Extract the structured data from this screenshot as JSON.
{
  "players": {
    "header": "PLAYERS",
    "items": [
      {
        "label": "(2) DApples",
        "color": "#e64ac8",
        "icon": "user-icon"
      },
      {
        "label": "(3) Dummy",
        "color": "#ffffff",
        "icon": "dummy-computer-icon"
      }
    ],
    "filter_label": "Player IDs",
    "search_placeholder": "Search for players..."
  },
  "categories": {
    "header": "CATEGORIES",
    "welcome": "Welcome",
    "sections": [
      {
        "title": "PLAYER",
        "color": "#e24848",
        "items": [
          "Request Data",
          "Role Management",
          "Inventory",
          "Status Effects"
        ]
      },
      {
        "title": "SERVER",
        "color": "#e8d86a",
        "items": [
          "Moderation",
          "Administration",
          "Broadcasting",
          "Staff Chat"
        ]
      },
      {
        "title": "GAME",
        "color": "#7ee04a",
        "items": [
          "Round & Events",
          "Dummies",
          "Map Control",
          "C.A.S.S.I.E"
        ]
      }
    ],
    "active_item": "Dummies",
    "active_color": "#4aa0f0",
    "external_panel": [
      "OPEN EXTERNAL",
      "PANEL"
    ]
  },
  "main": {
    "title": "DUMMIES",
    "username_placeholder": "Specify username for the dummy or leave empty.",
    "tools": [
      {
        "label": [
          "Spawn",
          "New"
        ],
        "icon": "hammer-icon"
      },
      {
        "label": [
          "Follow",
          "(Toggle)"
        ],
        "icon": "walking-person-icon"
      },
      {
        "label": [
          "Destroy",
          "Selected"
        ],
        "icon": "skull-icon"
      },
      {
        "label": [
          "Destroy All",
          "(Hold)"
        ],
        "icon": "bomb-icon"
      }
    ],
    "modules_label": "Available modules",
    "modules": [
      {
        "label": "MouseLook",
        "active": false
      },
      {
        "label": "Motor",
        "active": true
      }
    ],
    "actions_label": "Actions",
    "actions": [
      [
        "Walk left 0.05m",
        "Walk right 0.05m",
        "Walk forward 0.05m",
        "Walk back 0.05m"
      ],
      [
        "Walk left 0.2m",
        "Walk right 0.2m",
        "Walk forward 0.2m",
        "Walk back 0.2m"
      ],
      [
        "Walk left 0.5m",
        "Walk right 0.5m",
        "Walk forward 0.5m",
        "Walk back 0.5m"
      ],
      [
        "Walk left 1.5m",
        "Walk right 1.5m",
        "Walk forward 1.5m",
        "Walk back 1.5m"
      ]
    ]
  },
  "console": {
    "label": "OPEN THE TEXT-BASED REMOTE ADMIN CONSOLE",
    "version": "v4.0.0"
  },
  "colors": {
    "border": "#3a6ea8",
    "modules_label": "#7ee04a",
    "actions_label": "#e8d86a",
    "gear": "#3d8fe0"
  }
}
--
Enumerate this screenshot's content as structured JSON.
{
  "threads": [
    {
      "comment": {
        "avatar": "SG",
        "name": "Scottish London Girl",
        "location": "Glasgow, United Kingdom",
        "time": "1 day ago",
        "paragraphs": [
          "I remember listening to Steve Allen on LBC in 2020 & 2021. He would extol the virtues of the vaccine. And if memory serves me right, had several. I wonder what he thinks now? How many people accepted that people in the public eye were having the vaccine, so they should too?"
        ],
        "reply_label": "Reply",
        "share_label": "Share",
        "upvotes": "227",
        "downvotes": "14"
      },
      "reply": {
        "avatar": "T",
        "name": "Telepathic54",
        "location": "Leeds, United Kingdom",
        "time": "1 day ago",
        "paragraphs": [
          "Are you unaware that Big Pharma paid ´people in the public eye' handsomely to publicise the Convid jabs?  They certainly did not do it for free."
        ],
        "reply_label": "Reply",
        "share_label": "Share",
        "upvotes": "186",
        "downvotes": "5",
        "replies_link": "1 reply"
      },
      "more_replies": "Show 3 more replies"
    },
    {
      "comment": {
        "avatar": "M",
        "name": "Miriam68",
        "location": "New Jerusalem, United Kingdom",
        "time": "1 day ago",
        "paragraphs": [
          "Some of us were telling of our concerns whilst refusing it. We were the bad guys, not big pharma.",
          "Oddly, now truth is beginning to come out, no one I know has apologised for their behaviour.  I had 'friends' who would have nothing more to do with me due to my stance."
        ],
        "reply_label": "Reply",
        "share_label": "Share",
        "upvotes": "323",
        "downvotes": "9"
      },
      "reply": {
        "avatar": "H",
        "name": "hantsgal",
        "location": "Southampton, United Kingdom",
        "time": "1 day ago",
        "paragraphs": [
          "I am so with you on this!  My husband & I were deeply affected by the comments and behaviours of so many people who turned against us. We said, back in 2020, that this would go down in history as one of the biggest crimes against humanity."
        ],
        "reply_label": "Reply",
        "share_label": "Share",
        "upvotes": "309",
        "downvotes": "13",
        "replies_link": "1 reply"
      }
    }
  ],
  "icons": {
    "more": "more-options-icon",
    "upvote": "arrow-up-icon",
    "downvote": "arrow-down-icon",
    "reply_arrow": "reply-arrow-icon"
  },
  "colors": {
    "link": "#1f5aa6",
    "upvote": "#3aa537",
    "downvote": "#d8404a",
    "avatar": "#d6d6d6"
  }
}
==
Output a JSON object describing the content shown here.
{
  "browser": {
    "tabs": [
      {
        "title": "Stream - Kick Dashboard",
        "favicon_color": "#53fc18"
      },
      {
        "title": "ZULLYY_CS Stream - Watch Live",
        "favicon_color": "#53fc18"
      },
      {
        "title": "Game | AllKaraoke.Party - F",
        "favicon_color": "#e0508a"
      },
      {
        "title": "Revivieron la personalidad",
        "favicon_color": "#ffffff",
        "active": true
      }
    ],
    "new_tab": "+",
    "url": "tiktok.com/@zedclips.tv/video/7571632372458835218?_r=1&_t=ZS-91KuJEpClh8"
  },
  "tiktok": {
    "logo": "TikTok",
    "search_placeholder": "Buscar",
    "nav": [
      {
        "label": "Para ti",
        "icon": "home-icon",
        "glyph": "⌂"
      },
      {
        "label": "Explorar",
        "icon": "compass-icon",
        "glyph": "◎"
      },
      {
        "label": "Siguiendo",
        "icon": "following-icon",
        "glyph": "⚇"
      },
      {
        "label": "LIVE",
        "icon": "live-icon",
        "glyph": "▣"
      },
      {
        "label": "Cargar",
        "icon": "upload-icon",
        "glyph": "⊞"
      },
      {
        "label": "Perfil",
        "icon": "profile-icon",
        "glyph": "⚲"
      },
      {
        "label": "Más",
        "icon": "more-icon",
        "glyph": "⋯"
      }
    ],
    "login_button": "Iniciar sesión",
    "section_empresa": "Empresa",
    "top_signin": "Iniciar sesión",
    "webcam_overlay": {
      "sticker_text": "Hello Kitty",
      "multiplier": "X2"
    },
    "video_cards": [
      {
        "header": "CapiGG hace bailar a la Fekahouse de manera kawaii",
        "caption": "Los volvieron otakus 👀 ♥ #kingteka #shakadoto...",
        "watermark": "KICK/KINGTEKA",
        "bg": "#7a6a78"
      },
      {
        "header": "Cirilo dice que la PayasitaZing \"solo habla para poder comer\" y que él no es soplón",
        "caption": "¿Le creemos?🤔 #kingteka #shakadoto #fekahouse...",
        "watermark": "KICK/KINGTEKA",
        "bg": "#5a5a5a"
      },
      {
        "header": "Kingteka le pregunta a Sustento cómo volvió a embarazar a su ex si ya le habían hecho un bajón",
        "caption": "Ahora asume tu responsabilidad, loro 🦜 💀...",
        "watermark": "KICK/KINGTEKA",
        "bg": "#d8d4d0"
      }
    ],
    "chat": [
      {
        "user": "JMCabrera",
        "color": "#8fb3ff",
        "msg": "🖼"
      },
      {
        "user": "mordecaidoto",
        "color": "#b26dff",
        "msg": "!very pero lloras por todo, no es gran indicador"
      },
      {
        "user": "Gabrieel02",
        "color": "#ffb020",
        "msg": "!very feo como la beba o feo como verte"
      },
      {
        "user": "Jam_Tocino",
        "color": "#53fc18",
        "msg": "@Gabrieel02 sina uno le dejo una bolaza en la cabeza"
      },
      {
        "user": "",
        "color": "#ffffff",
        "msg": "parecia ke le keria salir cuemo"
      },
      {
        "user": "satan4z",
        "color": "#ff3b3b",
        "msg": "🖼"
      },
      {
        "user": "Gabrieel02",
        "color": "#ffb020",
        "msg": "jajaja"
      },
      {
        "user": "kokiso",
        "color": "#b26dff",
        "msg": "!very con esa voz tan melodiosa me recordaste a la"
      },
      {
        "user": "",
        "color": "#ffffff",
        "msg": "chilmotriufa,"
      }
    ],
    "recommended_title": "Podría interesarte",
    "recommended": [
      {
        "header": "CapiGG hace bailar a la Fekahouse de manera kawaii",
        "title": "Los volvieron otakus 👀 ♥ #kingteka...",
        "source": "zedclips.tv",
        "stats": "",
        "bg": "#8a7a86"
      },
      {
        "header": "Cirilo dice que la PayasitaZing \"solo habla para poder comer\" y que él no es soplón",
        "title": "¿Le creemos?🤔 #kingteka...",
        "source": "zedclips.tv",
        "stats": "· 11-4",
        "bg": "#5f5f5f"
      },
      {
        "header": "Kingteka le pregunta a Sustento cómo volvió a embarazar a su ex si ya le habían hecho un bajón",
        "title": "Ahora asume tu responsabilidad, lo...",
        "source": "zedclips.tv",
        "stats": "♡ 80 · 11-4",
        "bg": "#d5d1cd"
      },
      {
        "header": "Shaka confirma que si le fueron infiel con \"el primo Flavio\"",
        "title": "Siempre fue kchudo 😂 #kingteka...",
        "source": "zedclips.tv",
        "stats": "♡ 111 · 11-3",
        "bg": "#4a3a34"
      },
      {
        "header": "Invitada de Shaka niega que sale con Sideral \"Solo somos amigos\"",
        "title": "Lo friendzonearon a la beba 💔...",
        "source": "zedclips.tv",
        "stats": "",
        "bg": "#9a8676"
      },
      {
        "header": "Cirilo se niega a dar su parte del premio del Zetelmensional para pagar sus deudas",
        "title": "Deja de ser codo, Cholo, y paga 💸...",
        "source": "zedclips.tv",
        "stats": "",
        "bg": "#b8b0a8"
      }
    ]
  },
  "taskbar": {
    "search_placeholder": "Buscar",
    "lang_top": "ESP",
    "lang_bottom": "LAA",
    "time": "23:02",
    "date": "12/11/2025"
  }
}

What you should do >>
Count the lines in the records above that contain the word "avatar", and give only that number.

Exercise response >>
5